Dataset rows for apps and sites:

★ ★ ★ ★

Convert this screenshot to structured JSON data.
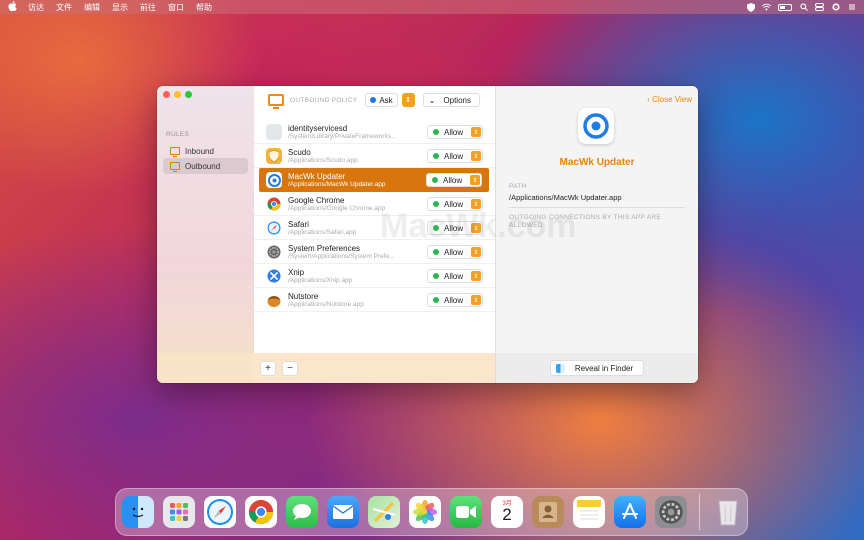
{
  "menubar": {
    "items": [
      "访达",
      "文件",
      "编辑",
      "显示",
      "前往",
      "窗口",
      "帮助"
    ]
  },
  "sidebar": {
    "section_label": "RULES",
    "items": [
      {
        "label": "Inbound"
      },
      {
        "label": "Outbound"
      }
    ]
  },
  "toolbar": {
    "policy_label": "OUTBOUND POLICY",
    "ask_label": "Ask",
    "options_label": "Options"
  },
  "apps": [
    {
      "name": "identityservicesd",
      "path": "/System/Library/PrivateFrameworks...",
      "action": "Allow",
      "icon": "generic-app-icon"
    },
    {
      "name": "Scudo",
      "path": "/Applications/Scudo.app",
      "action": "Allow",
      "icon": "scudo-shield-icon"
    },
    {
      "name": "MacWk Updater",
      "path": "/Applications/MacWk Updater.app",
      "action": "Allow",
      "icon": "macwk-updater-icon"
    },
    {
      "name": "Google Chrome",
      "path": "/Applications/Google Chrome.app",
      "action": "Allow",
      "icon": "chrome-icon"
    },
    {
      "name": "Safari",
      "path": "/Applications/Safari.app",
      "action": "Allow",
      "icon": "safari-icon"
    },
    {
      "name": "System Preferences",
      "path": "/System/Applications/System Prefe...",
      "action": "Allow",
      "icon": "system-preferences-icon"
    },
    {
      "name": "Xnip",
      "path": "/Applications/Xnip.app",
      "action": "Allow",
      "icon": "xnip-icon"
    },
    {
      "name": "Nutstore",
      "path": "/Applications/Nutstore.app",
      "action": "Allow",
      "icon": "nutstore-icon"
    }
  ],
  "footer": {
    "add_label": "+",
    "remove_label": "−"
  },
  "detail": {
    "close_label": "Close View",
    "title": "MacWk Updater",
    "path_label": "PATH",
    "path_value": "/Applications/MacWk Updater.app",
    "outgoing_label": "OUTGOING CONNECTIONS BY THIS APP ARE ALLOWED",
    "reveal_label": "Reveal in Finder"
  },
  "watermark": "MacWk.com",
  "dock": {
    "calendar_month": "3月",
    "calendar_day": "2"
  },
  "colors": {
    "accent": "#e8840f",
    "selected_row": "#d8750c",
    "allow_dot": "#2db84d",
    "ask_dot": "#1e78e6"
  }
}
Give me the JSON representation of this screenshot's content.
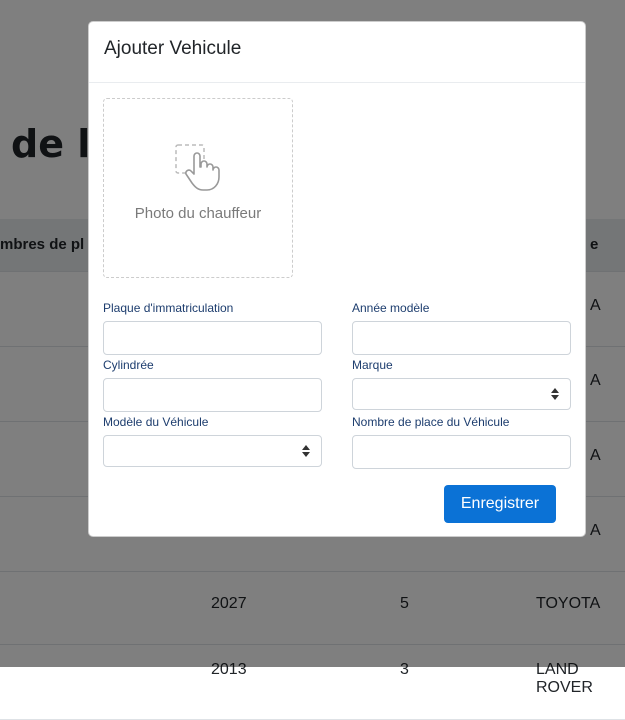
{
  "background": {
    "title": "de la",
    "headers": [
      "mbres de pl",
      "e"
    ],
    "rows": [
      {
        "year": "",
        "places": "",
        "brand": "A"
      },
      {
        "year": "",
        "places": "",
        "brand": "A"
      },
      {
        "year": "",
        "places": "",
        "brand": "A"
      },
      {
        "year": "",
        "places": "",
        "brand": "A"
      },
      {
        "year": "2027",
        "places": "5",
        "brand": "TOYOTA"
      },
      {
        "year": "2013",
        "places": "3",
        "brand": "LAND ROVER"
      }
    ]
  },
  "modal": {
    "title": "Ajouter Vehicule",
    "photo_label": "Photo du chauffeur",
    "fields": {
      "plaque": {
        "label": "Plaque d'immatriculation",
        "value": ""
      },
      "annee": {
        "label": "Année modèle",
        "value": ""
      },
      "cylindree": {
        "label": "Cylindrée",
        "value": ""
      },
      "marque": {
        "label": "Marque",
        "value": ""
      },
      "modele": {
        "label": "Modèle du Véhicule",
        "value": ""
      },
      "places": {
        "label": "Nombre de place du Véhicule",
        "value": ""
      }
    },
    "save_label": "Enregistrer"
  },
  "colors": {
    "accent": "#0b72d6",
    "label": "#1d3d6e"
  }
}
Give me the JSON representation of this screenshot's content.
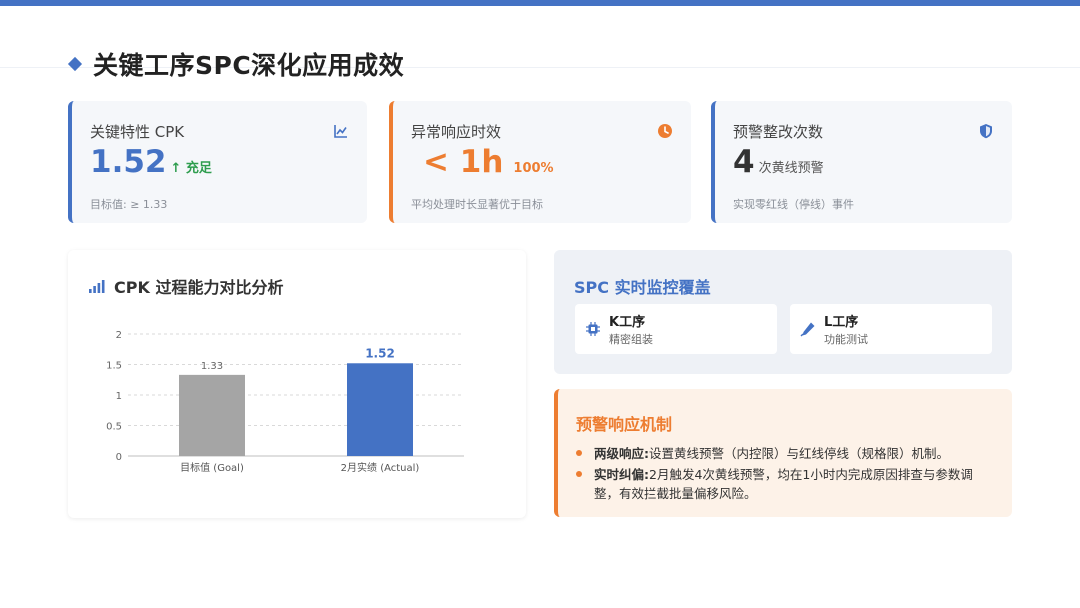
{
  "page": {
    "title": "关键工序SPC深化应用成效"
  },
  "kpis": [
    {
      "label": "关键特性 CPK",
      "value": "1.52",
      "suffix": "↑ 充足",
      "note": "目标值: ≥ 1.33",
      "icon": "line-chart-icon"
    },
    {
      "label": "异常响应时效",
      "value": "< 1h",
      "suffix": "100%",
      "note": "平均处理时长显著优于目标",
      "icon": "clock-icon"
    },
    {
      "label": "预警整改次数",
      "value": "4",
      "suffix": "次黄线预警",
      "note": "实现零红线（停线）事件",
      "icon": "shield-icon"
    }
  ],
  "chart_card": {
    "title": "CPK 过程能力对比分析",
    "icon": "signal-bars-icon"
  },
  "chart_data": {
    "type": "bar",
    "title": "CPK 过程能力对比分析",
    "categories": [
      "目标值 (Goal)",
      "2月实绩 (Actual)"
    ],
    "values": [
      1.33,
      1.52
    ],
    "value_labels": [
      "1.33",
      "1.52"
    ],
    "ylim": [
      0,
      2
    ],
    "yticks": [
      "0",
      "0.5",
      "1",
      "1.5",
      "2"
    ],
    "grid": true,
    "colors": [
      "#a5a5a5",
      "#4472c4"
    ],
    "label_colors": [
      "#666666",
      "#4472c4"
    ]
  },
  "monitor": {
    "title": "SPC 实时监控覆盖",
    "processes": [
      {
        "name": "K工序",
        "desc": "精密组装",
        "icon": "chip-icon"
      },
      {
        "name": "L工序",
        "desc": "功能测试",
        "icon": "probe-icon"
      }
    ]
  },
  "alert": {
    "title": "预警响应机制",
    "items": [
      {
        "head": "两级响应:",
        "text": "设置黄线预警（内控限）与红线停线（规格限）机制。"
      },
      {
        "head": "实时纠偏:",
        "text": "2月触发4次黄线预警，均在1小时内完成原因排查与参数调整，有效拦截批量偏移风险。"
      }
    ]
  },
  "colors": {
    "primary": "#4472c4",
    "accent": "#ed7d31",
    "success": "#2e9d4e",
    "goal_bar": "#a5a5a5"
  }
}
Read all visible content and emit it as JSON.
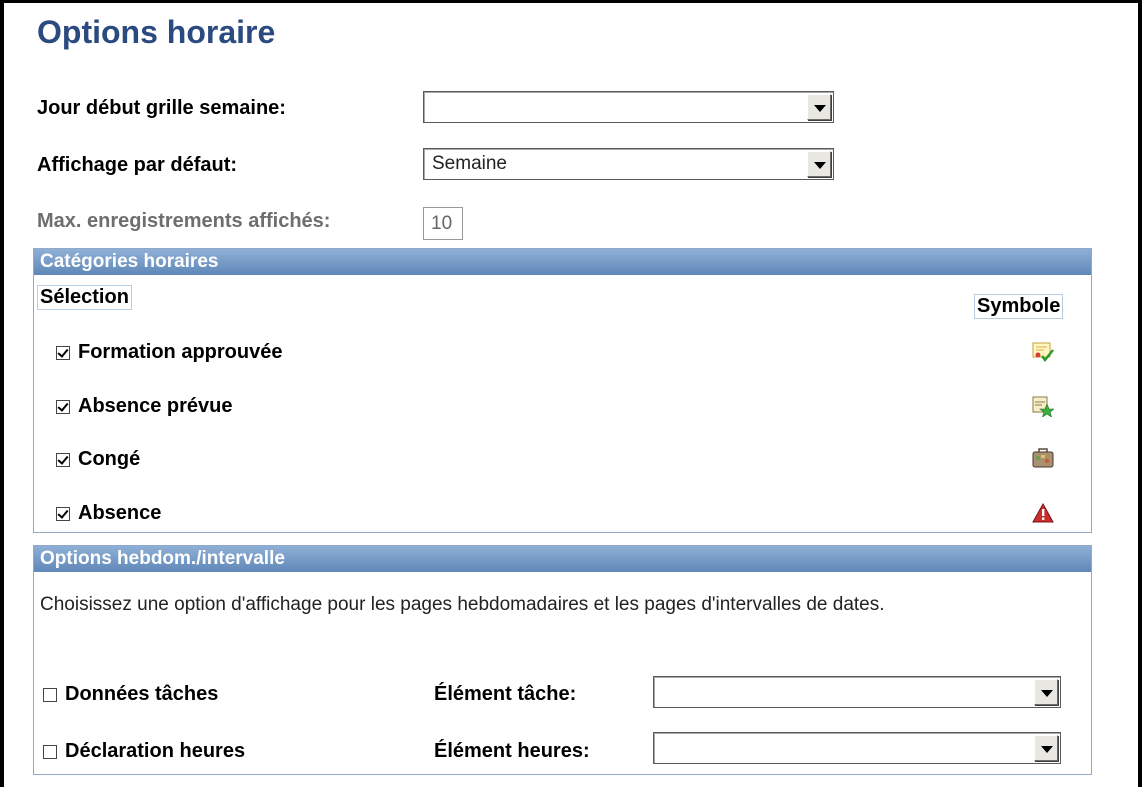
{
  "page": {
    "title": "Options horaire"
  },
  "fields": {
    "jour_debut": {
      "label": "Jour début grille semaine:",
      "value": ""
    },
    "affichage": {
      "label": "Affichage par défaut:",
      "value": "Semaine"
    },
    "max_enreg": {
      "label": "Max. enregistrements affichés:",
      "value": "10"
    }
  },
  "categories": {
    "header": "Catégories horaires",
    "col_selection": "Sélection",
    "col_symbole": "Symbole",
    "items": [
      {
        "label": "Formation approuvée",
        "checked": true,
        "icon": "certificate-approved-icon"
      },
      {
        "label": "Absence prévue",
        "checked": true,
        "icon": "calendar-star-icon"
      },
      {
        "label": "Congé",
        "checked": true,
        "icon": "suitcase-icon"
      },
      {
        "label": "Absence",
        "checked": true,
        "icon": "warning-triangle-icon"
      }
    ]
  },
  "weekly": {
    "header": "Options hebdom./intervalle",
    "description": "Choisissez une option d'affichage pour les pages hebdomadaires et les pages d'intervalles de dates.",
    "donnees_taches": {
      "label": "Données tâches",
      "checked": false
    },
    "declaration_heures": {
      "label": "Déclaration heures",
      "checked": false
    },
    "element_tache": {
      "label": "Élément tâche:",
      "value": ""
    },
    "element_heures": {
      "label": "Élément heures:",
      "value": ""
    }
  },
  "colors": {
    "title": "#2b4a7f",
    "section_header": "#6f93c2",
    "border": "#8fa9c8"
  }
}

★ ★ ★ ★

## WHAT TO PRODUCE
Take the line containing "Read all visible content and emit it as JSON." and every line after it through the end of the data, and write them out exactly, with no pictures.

## ANSWER SPACE
Read all visible content and emit it as JSON.
{
  "page": {
    "title": "Options horaire"
  },
  "fields": {
    "jour_debut": {
      "label": "Jour début grille semaine:",
      "value": ""
    },
    "affichage": {
      "label": "Affichage par défaut:",
      "value": "Semaine"
    },
    "max_enreg": {
      "label": "Max. enregistrements affichés:",
      "value": "10"
    }
  },
  "categories": {
    "header": "Catégories horaires",
    "col_selection": "Sélection",
    "col_symbole": "Symbole",
    "items": [
      {
        "label": "Formation approuvée",
        "checked": true,
        "icon": "certificate-approved-icon"
      },
      {
        "label": "Absence prévue",
        "checked": true,
        "icon": "calendar-star-icon"
      },
      {
        "label": "Congé",
        "checked": true,
        "icon": "suitcase-icon"
      },
      {
        "label": "Absence",
        "checked": true,
        "icon": "warning-triangle-icon"
      }
    ]
  },
  "weekly": {
    "header": "Options hebdom./intervalle",
    "description": "Choisissez une option d'affichage pour les pages hebdomadaires et les pages d'intervalles de dates.",
    "donnees_taches": {
      "label": "Données tâches",
      "checked": false
    },
    "declaration_heures": {
      "label": "Déclaration heures",
      "checked": false
    },
    "element_tache": {
      "label": "Élément tâche:",
      "value": ""
    },
    "element_heures": {
      "label": "Élément heures:",
      "value": ""
    }
  },
  "colors": {
    "title": "#2b4a7f",
    "section_header": "#6f93c2",
    "border": "#8fa9c8"
  }
}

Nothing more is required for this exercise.